  1. Inhalt
  2. Navigation
  3. Weitere Inhalte
  4. Metanavigation
  5. Suche
  6. Choose from 30 Languages


German minister presents digital workforce shakeup

The government has revealed long-planned proposals for adaptation to a digital working world. They call for greater social protections and better documentation as work becomes more flexible.

Germany's Labor Minister Andrea Nahles says every employee in Germany should be assigned a work activity account in which all employment and related information is stored.

The account would be used to document an individual's lifetime work and training and could be used to calculate social benefits.

The key proposal came as Andrea Nahles unveiled the government's blueprint for the future of work in the digital era in Berlin Tuesday. In a speech entitled "New social compromises for the working world" she said Germany needed to adapt to the vast economic changes brought on by new technology while retaining its social benefits.

The 200-page report known as the White Book for Work 4.0 is the culmination of a project that began in April 2015. It involved consultations with 12,000 citizens, 200 experts, unions, industry groups, companies and a variety of social organizations and addresses concerns Germany could be falling behind other countries as they adapt to digitalization.

"We do not know what the working world will look like in future," she said. "Rigid structures and hierarchies are giving way" to "work in the cloud."

Technology would continue to break down barriers, Nahles said, citing the use of industrial robots to replace human labor as an example. This, she said, had opened these jobs to women.

Women, "and to a certain extent, increasing numbers of men" were therefore calling for greater flexibility in their work, she said.

Nahles, a member of the Social Democratic Party, the junior member of Germany's grand coalition government, called for a two-year trial period in which more flexible work structures, including work hours, are tested.

A bigger safety net

At the same time, Nahles said, the end of the classic eight-hour day and greater mobility between jobs meant there was a need for a stronger social security system.

Part of this would be a new form of employment insurance, she said. A first step would involve expanding Germany's current unemployment benefits to place greater emphasis on job retraining.

Digitalization also meant the need for strengthened data protection, Nahles said, calling for EU information-security legislation to be brought up to date.

"Data security requires trust," she said.

Union support

Her proposals had already earned the backing of IG BCE union boss Michael Vassiliadis.

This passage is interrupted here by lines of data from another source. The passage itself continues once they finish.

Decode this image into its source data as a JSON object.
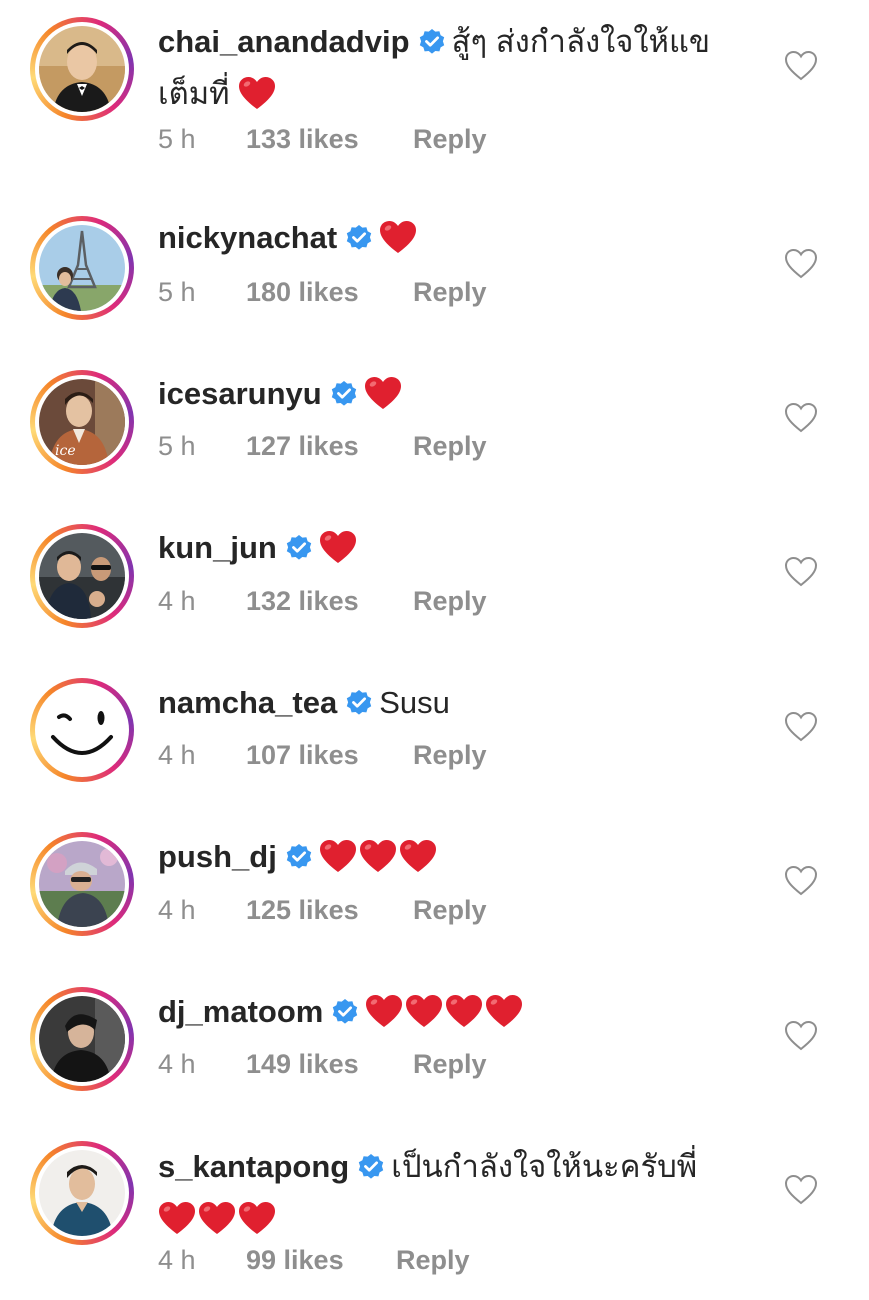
{
  "comments": [
    {
      "username": "chai_anandadvip",
      "text_line1": "สู้ๆ ส่งกำลังใจให้แข",
      "text_line2": "เต็มที่",
      "hearts": 1,
      "time": "5 h",
      "likes": "133 likes",
      "reply": "Reply"
    },
    {
      "username": "nickynachat",
      "text_line1": "",
      "hearts": 1,
      "time": "5 h",
      "likes": "180 likes",
      "reply": "Reply"
    },
    {
      "username": "icesarunyu",
      "text_line1": "",
      "hearts": 1,
      "time": "5 h",
      "likes": "127 likes",
      "reply": "Reply"
    },
    {
      "username": "kun_jun",
      "text_line1": "",
      "hearts": 1,
      "time": "4 h",
      "likes": "132 likes",
      "reply": "Reply"
    },
    {
      "username": "namcha_tea",
      "text_line1": "Susu",
      "hearts": 0,
      "time": "4 h",
      "likes": "107 likes",
      "reply": "Reply"
    },
    {
      "username": "push_dj",
      "text_line1": "",
      "hearts": 3,
      "time": "4 h",
      "likes": "125 likes",
      "reply": "Reply"
    },
    {
      "username": "dj_matoom",
      "text_line1": "",
      "hearts": 4,
      "time": "4 h",
      "likes": "149 likes",
      "reply": "Reply"
    },
    {
      "username": "s_kantapong",
      "text_line1": "เป็นกำลังใจให้นะครับพี่",
      "text_line2": "",
      "hearts": 3,
      "time": "4 h",
      "likes": "99 likes",
      "reply": "Reply"
    }
  ],
  "icons": {
    "verified": "verified-badge-icon",
    "heart_emoji": "red-heart-emoji",
    "like": "heart-outline-icon"
  },
  "colors": {
    "verified_blue": "#3897f0",
    "heart_red": "#e0202f",
    "meta_gray": "#8e8e8e",
    "text": "#262626"
  }
}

Germany's unions have generally expressed skepticism towards calls for greater flexibility, seeing them as an opportunity to weaken worker protections.

Speaking in Hanover Monday night, Vassiliadis called the White Book "an important contribution to the preventive and systematic identification of possible changes that could affect the working world in the course of digitization."

sgb/hg (dpa, AFP)


DW recommends